→ REQUIRED ACTION: Work out how many lines in the records contain the word "true", and give that number alone.

→ Extracted records:

+---+

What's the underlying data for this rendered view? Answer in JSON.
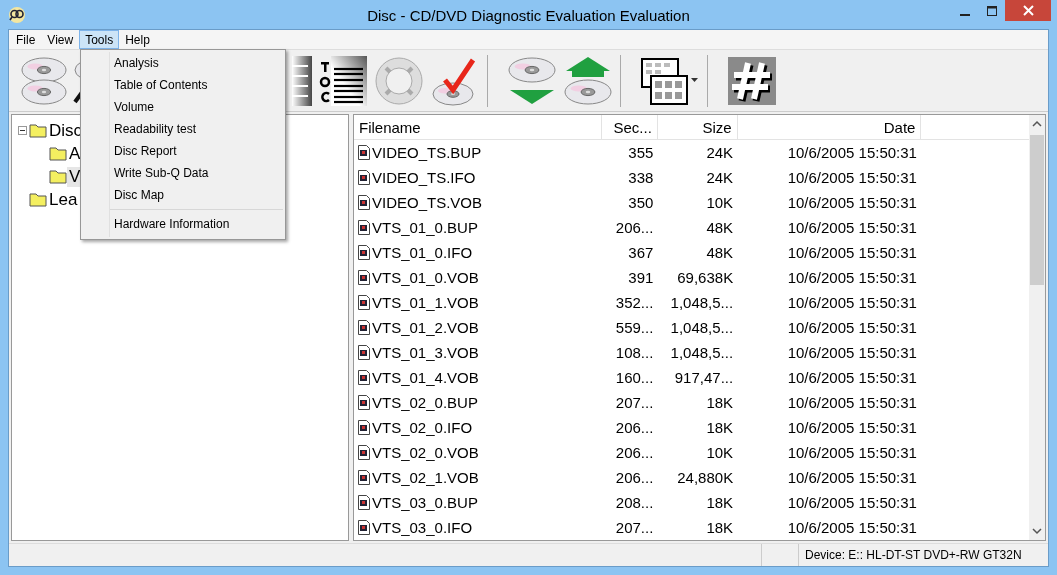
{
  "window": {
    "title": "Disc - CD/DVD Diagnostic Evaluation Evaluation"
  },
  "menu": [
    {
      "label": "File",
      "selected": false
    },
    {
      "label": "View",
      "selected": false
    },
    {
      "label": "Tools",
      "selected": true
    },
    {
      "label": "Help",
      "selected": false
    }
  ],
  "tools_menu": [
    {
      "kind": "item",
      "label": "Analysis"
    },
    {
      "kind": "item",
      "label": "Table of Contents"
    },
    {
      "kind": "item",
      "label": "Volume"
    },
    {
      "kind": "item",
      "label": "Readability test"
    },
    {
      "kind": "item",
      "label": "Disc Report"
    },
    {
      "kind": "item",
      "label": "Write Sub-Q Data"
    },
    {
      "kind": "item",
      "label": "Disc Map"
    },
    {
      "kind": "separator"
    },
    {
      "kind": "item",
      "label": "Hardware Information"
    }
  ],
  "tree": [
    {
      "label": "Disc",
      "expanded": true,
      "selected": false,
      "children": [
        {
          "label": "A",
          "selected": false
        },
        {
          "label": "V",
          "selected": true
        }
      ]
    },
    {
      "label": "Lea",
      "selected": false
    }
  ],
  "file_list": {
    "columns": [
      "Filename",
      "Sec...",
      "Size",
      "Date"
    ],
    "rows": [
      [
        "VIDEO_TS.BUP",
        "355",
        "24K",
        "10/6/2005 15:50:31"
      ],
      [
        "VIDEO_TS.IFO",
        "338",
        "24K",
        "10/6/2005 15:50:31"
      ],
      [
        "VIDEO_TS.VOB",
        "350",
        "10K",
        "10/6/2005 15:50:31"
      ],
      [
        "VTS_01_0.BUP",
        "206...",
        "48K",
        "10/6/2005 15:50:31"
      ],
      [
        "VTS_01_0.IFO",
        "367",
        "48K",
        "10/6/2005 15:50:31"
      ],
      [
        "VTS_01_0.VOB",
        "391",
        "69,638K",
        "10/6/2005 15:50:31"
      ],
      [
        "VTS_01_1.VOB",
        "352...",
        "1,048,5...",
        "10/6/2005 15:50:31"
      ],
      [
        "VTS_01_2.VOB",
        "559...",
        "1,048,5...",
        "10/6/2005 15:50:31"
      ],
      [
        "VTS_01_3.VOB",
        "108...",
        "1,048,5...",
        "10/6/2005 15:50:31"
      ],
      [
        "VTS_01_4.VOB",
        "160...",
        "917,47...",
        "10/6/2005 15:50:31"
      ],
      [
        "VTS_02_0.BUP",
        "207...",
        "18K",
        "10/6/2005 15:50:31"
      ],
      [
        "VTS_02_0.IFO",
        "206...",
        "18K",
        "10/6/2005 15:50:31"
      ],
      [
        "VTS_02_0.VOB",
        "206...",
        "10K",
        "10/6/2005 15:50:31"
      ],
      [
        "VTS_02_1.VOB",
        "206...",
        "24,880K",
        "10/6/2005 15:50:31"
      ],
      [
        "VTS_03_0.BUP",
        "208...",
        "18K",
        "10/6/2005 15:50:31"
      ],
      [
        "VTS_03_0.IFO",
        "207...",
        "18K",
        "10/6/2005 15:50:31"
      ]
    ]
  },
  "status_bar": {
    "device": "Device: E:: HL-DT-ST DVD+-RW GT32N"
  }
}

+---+

→ RESPONSE: 3